(c) wages and any unpaid dues owed to employees other than workmen for the period of 12 months preceding the liquidation commencement date;

(d) financial debts owed to unsecured creditors;

(e) the following dues shall rank equally between and among the following:

(i) any amount due to the Central Government and the State Government including the amount to be received on account of the Consolidated Fund of India and the Consolidated Fund of a State, if any, in respect of the whole or any part of the period of two years preceding the liquidation commencement date;

(ii) debts owed to a secured creditor for any amount unpaid following the enforcement of security interest;

(f) any remaining debts and dues;

(g) preference shareholders, if any; and

(h) equity shareholders or partners, as the case may be.

(2) Any contractual arrangements between recipients under sub-section (1) with equal ranking, if disrupting the order of priority under that sub-section shall be disregarded by the liquidator.

(3) The fees payable to the liquidator shall be deducted proportionately from the proceeds payable to each class of recipients under sub-section (1), and the proceeds to the relevant recipient shall be distributed after such deduction.

Continue Reading

Blog

Indus Water Treaty : Experts split on checking water flow to Pakistan

Hawks say a tough action must include short and long term steps, including the raising of the water storage capacity by building more dams and optimum use of water in the Indian side.

Published

on

indus water treaty

New Delhi, Feb 16 (IANS) Amidst calls for acting tough in the wake of the terror attack on CRPF convoy in Pulwama on Thursday, experts bat for “stopping” water to Pakistan from the west and east flowing rivers, like Indus and Beas. However, others doubt possibility of such an action.

Hawks say a tough action must include short and long term steps, including the raising of the water storage capacity by building more dams and optimum use of water in the Indian side.

At present, “more than the surplus” waters of these rivers are flowing into Pakistan, says M.S. Menon, a retired Water Resources Ministry top official, who had handled the Indus Water Treaty for long. He said tightening of the provisions on water release to Pakistan was possible.

“We have to develop capacity for consuming more water.

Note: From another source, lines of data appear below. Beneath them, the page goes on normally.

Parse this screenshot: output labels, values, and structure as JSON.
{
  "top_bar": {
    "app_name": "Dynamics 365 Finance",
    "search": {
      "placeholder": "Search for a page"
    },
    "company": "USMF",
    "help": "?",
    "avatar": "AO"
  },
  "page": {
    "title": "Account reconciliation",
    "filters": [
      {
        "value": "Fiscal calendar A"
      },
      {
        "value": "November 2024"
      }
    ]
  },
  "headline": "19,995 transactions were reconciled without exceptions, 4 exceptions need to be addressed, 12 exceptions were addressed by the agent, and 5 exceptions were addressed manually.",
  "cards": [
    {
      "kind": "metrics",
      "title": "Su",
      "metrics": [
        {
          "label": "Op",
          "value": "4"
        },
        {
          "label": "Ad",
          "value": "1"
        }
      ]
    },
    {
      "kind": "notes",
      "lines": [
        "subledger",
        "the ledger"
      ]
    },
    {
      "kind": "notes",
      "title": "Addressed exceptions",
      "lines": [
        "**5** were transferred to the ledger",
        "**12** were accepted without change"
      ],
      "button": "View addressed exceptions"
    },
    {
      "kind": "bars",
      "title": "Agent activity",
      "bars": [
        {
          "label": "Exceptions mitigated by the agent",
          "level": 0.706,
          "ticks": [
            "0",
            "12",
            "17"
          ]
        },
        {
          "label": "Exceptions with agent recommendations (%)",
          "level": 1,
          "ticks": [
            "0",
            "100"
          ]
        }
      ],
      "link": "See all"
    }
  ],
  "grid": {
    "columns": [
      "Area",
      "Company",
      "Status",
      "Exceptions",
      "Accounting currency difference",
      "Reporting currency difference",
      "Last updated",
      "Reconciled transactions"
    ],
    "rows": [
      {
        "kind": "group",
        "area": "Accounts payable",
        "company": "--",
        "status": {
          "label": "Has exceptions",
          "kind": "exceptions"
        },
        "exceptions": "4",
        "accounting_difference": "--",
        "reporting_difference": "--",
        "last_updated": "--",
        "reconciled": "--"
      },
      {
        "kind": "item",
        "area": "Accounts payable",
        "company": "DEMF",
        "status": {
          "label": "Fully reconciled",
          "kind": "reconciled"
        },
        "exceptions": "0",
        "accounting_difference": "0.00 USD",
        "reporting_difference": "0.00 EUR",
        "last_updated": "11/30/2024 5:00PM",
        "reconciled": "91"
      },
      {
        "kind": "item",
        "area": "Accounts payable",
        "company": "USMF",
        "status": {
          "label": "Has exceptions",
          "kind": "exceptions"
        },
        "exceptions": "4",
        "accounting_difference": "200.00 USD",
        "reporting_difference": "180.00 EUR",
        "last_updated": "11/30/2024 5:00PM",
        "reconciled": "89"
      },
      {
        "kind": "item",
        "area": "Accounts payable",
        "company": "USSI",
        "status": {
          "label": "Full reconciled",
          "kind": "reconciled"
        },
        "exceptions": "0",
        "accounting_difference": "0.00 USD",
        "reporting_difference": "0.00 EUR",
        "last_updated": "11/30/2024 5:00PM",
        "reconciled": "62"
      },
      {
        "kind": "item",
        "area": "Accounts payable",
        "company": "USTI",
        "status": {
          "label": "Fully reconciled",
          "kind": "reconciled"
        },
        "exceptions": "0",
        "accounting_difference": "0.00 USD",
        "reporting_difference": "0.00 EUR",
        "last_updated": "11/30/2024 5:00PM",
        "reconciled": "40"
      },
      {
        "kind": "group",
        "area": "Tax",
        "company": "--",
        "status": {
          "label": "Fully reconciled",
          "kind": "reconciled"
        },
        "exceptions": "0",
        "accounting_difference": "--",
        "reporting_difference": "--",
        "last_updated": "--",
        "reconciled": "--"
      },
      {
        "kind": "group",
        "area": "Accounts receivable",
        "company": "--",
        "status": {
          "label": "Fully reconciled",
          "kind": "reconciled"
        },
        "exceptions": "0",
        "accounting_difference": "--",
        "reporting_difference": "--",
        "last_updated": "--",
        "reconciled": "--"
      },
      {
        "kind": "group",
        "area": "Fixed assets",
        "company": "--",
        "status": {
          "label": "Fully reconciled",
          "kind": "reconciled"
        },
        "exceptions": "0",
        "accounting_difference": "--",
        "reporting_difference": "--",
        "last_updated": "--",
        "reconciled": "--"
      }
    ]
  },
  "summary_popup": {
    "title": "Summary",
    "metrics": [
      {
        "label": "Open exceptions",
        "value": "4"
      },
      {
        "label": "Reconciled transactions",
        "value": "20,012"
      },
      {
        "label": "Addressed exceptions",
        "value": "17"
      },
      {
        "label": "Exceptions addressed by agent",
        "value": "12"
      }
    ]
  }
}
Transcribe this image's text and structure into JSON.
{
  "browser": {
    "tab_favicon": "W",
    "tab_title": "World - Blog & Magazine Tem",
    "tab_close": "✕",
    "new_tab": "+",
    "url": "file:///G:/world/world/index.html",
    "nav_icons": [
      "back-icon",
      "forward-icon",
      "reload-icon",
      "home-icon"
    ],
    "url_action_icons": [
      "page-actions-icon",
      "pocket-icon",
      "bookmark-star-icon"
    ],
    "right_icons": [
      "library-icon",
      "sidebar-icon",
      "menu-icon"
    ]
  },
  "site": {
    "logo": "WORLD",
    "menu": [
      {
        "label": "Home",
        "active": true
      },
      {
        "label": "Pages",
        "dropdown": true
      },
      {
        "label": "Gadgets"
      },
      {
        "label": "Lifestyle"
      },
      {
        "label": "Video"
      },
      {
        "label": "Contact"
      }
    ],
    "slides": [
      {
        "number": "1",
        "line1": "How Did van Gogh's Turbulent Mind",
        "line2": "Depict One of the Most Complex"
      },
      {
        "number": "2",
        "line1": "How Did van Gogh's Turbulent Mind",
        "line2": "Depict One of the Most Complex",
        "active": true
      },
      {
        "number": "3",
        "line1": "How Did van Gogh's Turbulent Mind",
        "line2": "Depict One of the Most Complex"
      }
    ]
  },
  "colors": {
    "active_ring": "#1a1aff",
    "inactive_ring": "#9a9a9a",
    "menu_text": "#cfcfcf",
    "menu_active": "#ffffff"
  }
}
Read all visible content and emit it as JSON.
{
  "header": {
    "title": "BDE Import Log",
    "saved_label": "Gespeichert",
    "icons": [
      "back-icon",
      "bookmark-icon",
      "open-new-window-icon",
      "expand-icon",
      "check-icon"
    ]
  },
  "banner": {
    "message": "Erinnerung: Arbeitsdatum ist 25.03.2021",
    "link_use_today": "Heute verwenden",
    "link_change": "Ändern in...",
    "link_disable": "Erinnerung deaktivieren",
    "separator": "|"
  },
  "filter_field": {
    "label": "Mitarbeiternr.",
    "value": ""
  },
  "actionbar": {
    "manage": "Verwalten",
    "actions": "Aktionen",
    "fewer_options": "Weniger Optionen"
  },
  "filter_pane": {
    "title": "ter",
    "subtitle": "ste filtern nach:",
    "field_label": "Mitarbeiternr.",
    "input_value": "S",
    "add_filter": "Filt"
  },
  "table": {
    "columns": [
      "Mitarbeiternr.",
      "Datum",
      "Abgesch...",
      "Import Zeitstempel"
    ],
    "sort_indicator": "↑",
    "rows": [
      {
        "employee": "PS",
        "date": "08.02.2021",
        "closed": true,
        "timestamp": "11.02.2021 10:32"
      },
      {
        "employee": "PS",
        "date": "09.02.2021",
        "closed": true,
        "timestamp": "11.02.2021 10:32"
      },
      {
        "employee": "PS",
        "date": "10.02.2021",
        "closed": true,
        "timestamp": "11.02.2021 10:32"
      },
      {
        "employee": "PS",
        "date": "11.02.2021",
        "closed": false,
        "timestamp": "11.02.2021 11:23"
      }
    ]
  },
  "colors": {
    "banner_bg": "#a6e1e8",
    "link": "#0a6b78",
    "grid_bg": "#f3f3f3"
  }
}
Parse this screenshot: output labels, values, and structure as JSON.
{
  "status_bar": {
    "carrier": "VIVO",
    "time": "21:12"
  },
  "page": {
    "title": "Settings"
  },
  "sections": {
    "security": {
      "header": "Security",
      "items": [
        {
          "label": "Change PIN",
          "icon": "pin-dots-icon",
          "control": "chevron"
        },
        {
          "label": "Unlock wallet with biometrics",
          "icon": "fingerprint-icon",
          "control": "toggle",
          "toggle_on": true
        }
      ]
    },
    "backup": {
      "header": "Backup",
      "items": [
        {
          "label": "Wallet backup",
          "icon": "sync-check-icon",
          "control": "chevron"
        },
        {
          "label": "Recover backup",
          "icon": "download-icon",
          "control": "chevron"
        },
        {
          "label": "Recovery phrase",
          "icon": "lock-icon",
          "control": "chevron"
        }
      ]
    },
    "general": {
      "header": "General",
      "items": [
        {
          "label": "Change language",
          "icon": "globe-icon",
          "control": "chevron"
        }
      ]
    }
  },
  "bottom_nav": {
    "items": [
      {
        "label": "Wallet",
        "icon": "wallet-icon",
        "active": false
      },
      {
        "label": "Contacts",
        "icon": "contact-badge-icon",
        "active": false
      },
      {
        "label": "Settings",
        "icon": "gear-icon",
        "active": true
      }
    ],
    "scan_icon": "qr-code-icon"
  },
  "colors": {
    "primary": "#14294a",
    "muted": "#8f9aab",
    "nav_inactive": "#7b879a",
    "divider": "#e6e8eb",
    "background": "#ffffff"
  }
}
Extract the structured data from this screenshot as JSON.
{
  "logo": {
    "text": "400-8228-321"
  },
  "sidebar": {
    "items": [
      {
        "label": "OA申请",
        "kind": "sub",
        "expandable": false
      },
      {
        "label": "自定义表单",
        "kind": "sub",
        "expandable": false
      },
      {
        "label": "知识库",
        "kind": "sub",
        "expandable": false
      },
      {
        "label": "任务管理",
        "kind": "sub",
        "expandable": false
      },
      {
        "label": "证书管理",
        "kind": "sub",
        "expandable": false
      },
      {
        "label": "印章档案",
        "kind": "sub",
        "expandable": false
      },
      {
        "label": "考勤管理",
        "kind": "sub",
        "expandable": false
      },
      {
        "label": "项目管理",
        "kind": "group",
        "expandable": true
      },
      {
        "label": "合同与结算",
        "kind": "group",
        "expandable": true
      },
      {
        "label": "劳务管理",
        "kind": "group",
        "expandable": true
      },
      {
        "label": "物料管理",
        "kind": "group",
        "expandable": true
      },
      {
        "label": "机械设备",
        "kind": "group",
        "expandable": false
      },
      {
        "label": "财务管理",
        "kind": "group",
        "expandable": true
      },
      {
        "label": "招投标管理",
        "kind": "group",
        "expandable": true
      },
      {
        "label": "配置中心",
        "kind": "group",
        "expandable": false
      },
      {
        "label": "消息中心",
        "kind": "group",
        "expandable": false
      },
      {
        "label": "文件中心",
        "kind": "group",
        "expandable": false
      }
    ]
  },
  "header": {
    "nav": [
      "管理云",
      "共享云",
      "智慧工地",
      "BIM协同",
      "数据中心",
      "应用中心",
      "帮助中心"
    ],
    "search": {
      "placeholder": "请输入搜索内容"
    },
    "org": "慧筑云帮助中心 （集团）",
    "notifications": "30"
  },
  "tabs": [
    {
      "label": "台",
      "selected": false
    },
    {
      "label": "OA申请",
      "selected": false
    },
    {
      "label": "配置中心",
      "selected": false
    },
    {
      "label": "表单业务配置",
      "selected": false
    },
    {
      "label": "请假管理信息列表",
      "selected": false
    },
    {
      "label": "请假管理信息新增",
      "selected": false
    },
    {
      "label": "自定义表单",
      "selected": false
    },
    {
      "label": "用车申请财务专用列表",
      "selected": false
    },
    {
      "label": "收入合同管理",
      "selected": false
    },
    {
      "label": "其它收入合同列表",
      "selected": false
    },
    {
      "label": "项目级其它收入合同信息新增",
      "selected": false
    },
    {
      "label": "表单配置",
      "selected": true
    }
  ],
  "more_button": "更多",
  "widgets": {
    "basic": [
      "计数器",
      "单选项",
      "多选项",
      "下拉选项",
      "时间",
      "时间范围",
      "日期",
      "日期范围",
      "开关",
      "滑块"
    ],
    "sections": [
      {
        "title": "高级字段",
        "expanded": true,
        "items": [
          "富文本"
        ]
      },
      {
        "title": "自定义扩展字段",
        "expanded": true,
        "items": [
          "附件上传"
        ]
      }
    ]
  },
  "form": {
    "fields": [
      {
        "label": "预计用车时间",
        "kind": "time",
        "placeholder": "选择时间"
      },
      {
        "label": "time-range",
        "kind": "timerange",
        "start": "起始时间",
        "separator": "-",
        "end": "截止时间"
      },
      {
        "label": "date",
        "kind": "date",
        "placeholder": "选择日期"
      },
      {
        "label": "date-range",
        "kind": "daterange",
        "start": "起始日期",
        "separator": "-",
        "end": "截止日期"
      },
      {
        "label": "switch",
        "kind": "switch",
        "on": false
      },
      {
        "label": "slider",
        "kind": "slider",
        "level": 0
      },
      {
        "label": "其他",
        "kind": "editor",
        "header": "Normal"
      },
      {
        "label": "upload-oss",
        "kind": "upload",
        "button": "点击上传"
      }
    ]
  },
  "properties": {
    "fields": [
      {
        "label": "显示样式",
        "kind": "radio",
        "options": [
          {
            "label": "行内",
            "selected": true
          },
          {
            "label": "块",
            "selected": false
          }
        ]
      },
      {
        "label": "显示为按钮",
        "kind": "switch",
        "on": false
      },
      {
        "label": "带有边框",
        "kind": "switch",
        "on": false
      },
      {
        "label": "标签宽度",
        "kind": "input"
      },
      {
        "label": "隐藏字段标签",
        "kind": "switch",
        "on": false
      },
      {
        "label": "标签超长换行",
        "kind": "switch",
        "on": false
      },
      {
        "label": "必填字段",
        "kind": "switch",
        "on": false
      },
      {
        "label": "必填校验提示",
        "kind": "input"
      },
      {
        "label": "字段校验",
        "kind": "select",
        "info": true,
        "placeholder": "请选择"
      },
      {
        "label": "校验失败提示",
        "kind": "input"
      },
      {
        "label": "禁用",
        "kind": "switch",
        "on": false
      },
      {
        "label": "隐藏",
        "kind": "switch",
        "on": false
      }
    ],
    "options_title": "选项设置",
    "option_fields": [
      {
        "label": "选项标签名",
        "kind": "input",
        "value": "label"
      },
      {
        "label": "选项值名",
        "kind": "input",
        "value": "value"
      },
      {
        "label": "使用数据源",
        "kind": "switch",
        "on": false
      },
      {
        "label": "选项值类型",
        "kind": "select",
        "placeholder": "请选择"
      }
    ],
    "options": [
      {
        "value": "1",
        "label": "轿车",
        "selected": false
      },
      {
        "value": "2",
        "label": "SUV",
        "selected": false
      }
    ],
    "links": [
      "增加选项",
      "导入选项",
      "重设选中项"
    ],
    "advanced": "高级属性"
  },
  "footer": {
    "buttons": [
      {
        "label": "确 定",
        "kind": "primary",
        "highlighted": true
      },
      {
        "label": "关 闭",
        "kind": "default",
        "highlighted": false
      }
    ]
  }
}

For that, there should be more investment in storage dams to be constructed. There is a lot of water in Jhelum, Chenab and Indus that can be used very much domestically,” he said.

Under the Indus Water Treaty of 1960 between India and Pakistan, control over the water flowing in three “eastern” rivers — the Beas, the Ravi and Sutlej with the mean flow of 33 million acre feet (MAF) — was given to India. While control over the water flowing in three “western” rivers — the Indus, the Chenab and the Jhelum with the mean flow of 80 MAF — was given to Pakistan.

More controversial, however, were the provisions on how the waters were to be shared. Since Pakistan receives more water flow from India, the treaty allowed India to use western river waters for limited irrigation use and unrestricted use for power generation, domestic, industrial and non-consumptive uses like navigation, floating of property and fish farming, while laying down precise regulations for India to build projects.

But another retired official, who as the Indus Commissioner in the ministry had handled the subject for nearly two decades, said stopping water to Pakistan was not possible. “I don’t think anything like that is possible. Water flows naturally. You can’t stop it,” he said adding there are international treaty obligations India has to implement.

The former official said this issue has been discussed in the past but people make such demands because of an emotional situation.

Continue Reading
Advertisement

Most Popular